Alternatively Certified (AC) Teachers' Perceptions and Understanding of Authentic Relationships
Education as an institution has evolved from a private entity for the select few to a widespread social service provided to all. This has resulted in dramatic increases in enrollment and additional increases due to immigrants seeking opportunities, starting with schooling, in the United States. The combination of increased enrollment, fewer people enrolling in institutions of higher education to pursue careers in teaching, and an aging of the workforce has led to dramatic teacher shortages nationwide.
Alternative certification (AC) programs were designed to fill this void; first addressing areas of high needs, often related to STEM-related courses. However, as the number of teachers needed to be increased, AC programs adapted to the times which allowed more diverse people to enter the profession in these non-traditional pathways. Yet supplying willing staff is only part of the educational equation; students comprise the other portion.

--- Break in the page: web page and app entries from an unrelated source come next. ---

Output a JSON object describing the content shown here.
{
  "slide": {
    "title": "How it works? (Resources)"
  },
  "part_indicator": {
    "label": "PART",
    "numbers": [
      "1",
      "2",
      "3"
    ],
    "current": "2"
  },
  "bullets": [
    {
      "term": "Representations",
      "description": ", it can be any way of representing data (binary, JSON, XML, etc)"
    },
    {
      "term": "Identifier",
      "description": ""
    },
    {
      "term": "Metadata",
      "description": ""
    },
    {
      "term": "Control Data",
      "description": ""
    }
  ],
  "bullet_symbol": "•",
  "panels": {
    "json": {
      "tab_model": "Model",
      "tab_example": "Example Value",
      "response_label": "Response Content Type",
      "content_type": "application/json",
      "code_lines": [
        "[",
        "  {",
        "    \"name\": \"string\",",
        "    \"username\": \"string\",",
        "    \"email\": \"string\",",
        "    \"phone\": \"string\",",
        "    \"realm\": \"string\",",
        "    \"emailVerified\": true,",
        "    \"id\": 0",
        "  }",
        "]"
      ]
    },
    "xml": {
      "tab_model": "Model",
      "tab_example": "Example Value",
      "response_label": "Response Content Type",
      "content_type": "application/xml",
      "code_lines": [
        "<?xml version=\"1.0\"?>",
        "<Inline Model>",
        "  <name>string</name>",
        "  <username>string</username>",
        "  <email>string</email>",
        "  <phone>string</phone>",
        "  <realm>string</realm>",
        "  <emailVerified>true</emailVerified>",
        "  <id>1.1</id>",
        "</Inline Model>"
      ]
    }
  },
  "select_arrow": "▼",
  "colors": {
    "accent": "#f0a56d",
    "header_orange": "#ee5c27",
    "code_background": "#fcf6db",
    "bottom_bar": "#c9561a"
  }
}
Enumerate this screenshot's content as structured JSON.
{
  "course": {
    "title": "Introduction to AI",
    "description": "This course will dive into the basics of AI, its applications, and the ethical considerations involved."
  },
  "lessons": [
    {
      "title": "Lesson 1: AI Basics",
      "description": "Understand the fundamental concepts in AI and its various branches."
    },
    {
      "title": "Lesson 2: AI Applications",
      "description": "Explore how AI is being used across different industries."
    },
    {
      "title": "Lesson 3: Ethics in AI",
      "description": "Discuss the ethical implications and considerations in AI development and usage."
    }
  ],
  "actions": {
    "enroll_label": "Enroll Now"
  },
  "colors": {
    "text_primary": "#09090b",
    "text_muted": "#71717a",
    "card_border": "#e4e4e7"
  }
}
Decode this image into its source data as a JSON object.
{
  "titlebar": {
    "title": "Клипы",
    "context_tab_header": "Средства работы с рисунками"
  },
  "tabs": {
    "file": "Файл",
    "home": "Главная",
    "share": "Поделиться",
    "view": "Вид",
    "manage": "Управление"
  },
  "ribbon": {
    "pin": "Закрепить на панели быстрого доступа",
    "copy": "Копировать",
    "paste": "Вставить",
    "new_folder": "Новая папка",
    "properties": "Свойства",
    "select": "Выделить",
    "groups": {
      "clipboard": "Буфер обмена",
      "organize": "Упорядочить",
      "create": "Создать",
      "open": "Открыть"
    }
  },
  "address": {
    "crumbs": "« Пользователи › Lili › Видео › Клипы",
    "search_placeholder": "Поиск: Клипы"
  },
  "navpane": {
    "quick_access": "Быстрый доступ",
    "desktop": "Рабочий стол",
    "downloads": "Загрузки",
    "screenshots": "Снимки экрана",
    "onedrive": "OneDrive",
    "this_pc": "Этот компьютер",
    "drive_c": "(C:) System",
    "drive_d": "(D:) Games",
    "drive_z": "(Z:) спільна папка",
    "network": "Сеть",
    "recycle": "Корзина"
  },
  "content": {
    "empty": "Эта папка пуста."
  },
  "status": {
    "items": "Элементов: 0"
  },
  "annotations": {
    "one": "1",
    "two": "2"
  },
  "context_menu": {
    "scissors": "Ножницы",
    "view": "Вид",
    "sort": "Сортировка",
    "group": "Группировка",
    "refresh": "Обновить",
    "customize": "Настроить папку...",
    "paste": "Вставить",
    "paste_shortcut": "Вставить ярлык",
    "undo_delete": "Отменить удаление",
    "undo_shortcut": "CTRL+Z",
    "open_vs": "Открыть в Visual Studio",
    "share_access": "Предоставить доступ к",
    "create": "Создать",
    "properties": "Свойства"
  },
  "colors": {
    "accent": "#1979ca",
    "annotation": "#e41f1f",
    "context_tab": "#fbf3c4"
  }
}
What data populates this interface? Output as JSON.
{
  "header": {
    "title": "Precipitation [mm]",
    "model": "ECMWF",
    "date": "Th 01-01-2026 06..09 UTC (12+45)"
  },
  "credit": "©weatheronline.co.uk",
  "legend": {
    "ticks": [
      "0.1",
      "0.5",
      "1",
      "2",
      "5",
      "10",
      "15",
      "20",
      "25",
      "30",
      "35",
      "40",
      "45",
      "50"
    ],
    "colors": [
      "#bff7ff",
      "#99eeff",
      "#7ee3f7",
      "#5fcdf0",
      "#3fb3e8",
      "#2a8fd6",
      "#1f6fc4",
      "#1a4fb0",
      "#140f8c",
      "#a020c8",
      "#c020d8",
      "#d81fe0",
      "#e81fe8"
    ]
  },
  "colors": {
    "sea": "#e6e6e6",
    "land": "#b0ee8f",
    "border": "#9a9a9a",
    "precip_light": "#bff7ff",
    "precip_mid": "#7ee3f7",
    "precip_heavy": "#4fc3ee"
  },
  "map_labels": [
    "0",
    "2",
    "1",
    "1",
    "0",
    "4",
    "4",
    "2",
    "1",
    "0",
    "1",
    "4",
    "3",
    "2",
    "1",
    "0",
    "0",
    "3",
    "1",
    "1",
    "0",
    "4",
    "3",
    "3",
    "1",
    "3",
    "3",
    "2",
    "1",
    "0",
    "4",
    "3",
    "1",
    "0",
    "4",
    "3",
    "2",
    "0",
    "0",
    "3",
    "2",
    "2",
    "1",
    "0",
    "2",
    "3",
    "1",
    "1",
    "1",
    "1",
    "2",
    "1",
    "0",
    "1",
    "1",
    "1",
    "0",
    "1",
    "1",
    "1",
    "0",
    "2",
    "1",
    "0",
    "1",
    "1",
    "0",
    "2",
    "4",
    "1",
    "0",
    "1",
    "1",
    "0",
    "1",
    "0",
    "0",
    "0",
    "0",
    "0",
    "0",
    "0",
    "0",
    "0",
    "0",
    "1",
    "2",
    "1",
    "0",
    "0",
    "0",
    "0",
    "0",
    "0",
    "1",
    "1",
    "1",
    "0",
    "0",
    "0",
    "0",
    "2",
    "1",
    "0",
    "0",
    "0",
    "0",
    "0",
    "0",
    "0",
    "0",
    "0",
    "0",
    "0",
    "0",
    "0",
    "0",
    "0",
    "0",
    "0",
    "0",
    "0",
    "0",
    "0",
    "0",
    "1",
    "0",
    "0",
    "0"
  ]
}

As educators, we need to meet the students where they are when they come to school. Often times this means we are servicing students who have been impacted by adverse childhood experiences. The purpose of this study was to gain an understanding of alternatively certified teachers’ perceptions of being prepared to meet the social-emotional needs of potentially at-risk students. This qualitative study analyzed the lived experiences of four AC teachers employed in rural South Texas to gain insight into their induction process, and how they perceived their level of preparation and understanding in practices to support the social-emotional growth of their students.
The full text of this item is not available at this time because the author has placed this item under an embargo until December 12, 2024.